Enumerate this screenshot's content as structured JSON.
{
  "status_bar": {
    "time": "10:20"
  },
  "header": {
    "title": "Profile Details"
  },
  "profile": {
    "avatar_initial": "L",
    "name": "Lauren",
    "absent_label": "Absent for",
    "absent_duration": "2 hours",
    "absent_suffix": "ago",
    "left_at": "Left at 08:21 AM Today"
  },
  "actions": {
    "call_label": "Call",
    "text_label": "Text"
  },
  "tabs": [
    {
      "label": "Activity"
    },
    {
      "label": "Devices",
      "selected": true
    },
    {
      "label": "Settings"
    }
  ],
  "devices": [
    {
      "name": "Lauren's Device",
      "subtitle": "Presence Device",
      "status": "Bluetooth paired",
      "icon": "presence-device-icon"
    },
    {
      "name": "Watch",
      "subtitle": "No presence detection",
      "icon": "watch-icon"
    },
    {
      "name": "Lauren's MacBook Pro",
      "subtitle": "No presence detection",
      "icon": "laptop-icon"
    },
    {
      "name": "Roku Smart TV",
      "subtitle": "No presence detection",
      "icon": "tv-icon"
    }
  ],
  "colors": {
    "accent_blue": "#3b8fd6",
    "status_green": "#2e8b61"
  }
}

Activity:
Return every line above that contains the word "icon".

Written answer:
      "icon": "presence-device-icon"
      "icon": "watch-icon"
      "icon": "laptop-icon"
      "icon": "tv-icon"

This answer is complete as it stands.